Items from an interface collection

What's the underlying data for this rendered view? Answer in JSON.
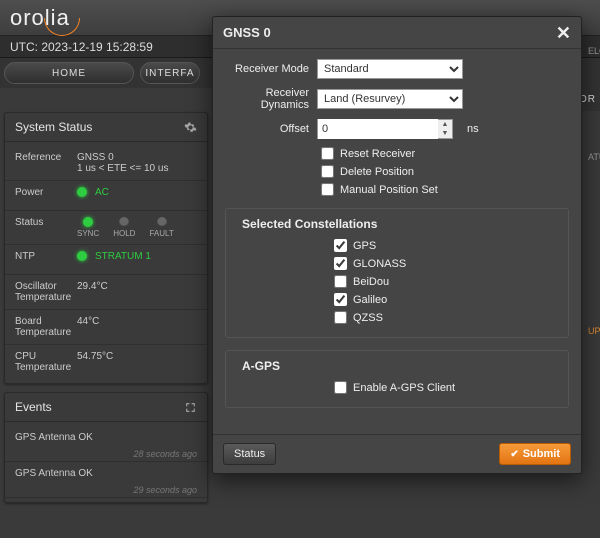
{
  "logo_text": "orolia",
  "utc_label": "UTC: 2023-12-19 15:28:59",
  "nav": {
    "home": "HOME",
    "interfaces_cut": "INTERFA",
    "right_cut": "TOR"
  },
  "right_frags": {
    "elc": "ELC",
    "atur": "ATUR",
    "up": "UP"
  },
  "status_panel": {
    "title": "System Status",
    "reference_label": "Reference",
    "reference_val1": "GNSS 0",
    "reference_val2": "1 us < ETE <= 10 us",
    "power_label": "Power",
    "power_val": "AC",
    "status_label": "Status",
    "leds": [
      "SYNC",
      "HOLD",
      "FAULT"
    ],
    "ntp_label": "NTP",
    "ntp_val": "STRATUM 1",
    "osc_label": "Oscillator Temperature",
    "osc_val": "29.4°C",
    "board_label": "Board Temperature",
    "board_val": "44°C",
    "cpu_label": "CPU Temperature",
    "cpu_val": "54.75°C"
  },
  "events_panel": {
    "title": "Events",
    "items": [
      {
        "title": "GPS Antenna OK",
        "time": "28 seconds ago"
      },
      {
        "title": "GPS Antenna OK",
        "time": "29 seconds ago"
      }
    ]
  },
  "modal": {
    "title": "GNSS 0",
    "receiver_mode_label": "Receiver Mode",
    "receiver_mode_val": "Standard",
    "receiver_dyn_label": "Receiver Dynamics",
    "receiver_dyn_val": "Land (Resurvey)",
    "offset_label": "Offset",
    "offset_val": "0",
    "offset_unit": "ns",
    "reset_receiver_label": "Reset Receiver",
    "delete_position_label": "Delete Position",
    "manual_position_label": "Manual Position Set",
    "constellations_title": "Selected Constellations",
    "gps_label": "GPS",
    "glonass_label": "GLONASS",
    "beidou_label": "BeiDou",
    "galileo_label": "Galileo",
    "qzss_label": "QZSS",
    "agps_title": "A-GPS",
    "agps_enable_label": "Enable A-GPS Client",
    "status_btn": "Status",
    "submit_btn": "Submit"
  }
}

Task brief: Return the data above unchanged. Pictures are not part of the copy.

Problem solution:
What's the underlying data for this rendered view? Answer in JSON.
{
  "logo_text": "orolia",
  "utc_label": "UTC: 2023-12-19 15:28:59",
  "nav": {
    "home": "HOME",
    "interfaces_cut": "INTERFA",
    "right_cut": "TOR"
  },
  "right_frags": {
    "elc": "ELC",
    "atur": "ATUR",
    "up": "UP"
  },
  "status_panel": {
    "title": "System Status",
    "reference_label": "Reference",
    "reference_val1": "GNSS 0",
    "reference_val2": "1 us < ETE <= 10 us",
    "power_label": "Power",
    "power_val": "AC",
    "status_label": "Status",
    "leds": [
      "SYNC",
      "HOLD",
      "FAULT"
    ],
    "ntp_label": "NTP",
    "ntp_val": "STRATUM 1",
    "osc_label": "Oscillator Temperature",
    "osc_val": "29.4°C",
    "board_label": "Board Temperature",
    "board_val": "44°C",
    "cpu_label": "CPU Temperature",
    "cpu_val": "54.75°C"
  },
  "events_panel": {
    "title": "Events",
    "items": [
      {
        "title": "GPS Antenna OK",
        "time": "28 seconds ago"
      },
      {
        "title": "GPS Antenna OK",
        "time": "29 seconds ago"
      }
    ]
  },
  "modal": {
    "title": "GNSS 0",
    "receiver_mode_label": "Receiver Mode",
    "receiver_mode_val": "Standard",
    "receiver_dyn_label": "Receiver Dynamics",
    "receiver_dyn_val": "Land (Resurvey)",
    "offset_label": "Offset",
    "offset_val": "0",
    "offset_unit": "ns",
    "reset_receiver_label": "Reset Receiver",
    "delete_position_label": "Delete Position",
    "manual_position_label": "Manual Position Set",
    "constellations_title": "Selected Constellations",
    "gps_label": "GPS",
    "glonass_label": "GLONASS",
    "beidou_label": "BeiDou",
    "galileo_label": "Galileo",
    "qzss_label": "QZSS",
    "agps_title": "A-GPS",
    "agps_enable_label": "Enable A-GPS Client",
    "status_btn": "Status",
    "submit_btn": "Submit"
  }
}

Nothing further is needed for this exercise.